So, drowning in wet soil is a concern for some earthworms, but not all of them. But is there something else that drives them aboveground?
Some biologists think that worms come up to reproduce and/or make long trips, both of which are easier to do aboveground than in the confines of the soil. Since they need to stay moist to breathe, they hold off on these activities until the surface is nice and wet with rain and there’s a lower risk of drying out.
The mating 'n movement hypothesis is supported by the type of worms you see during and after rain. As Phil Nixon from the University of Illinois explains:
“If the other factors were the driving influences, large numbers of juvenile worms should also be present, but the vast majority appears to be adult red worms with occasional adult nightcrawlers. When worms are brought to the surface with electricity, worm-grunting, or chemicals, many more worms are present. It is obvious that only a small percentage of the adult red worms are emerging during heavy rains. Perhaps this represents the small percentage of the population with the colonial spirit.* It appears somewhat similar to the small percentage of the world's people with a colonial spirit that immigrated to this continent and became our ancestors.”

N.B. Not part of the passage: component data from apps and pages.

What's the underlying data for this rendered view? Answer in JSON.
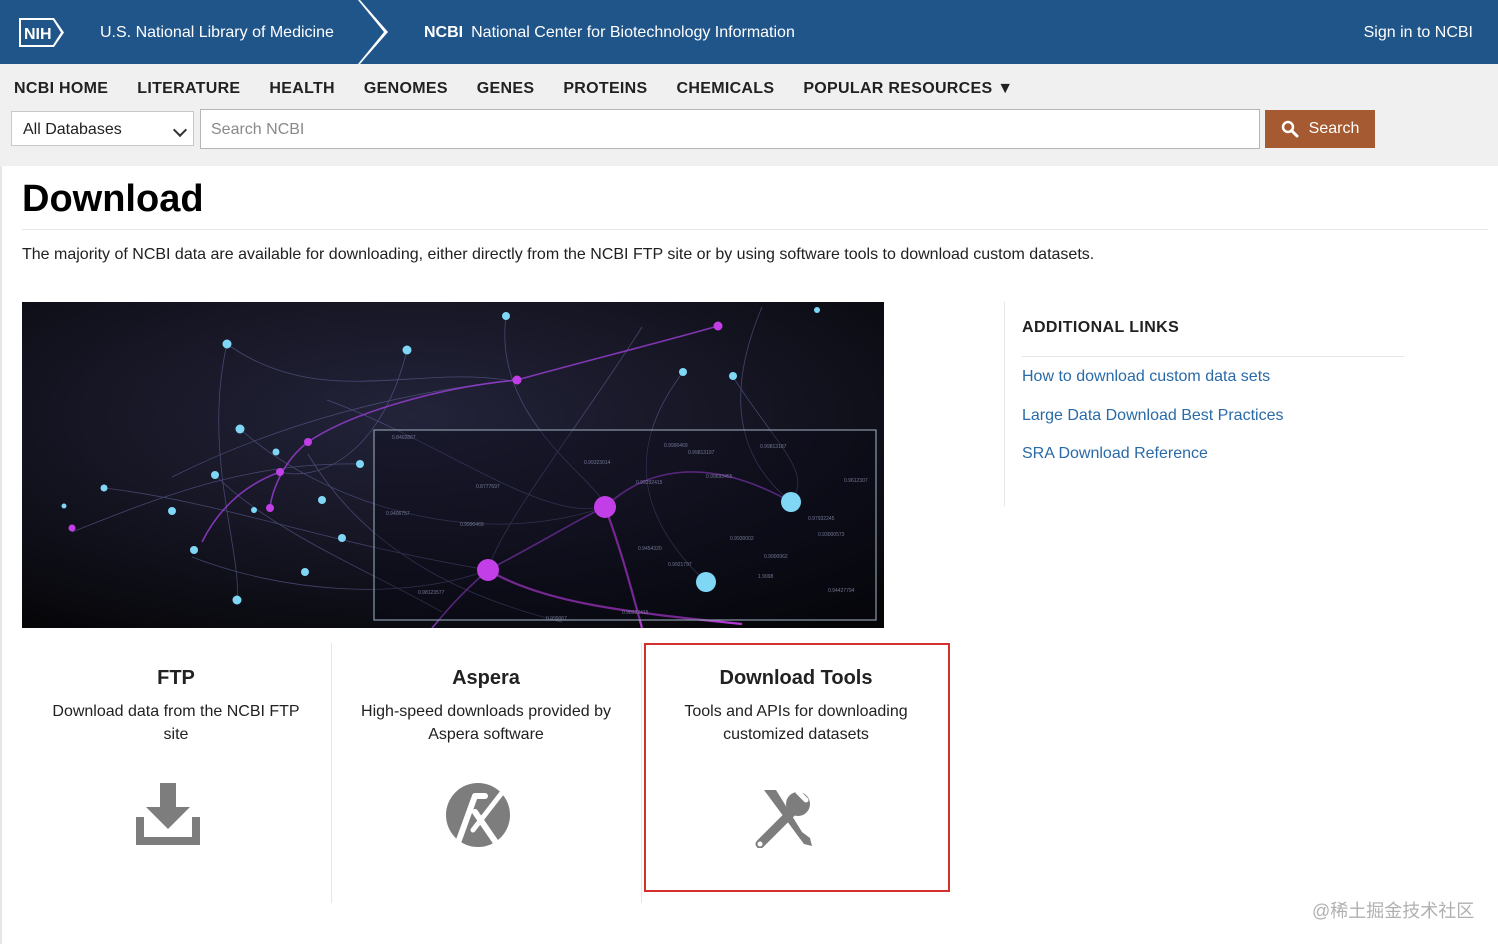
{
  "header": {
    "nih_logo": "NIH",
    "nlm_title": "U.S. National Library of Medicine",
    "ncbi_abbr": "NCBI",
    "ncbi_full": "National Center for Biotechnology Information",
    "signin": "Sign in to NCBI"
  },
  "nav": {
    "items": [
      "NCBI HOME",
      "LITERATURE",
      "HEALTH",
      "GENOMES",
      "GENES",
      "PROTEINS",
      "CHEMICALS",
      "POPULAR RESOURCES ▼"
    ]
  },
  "search": {
    "database": "All Databases",
    "placeholder": "Search NCBI",
    "button": "Search"
  },
  "page": {
    "title": "Download",
    "intro": "The majority of NCBI data are available for downloading, either directly from the NCBI FTP site or by using software tools to download custom datasets."
  },
  "additional_links": {
    "title": "ADDITIONAL LINKS",
    "links": [
      "How to download custom data sets",
      "Large Data Download Best Practices",
      "SRA Download Reference"
    ]
  },
  "cards": [
    {
      "title": "FTP",
      "desc_line1": "Download data from the NCBI FTP",
      "desc_line2": "site",
      "icon": "download-icon"
    },
    {
      "title": "Aspera",
      "desc_line1": "High-speed downloads provided by",
      "desc_line2": "Aspera software",
      "icon": "aspera-icon"
    },
    {
      "title": "Download Tools",
      "desc_line1": "Tools and APIs for downloading",
      "desc_line2": "customized datasets",
      "icon": "tools-icon"
    }
  ],
  "watermark": "@稀土掘金技术社区",
  "colors": {
    "header_blue": "#20558a",
    "search_button": "#a55a32",
    "link": "#2a6aa7",
    "highlight_border": "#d32f2f"
  }
}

Now, coming to the surface can be risky. There’s hungry birds, careless humans, and the possibility that a worm will get marooned on a sidewalk and dry out. If they’re coming up to mate, though, the risk involved may be overcome by the drive to reproduce. Surfacing isn’t necessarily suicidal, either. The worms don’t die, like Bruce thought, as soon as the rain stops, and many do make it back underground before they’re in danger. If death was guaranteed, we’d have no surfacing worms left to wonder about.
*Or maybe the ones that are able and ready to reproduce.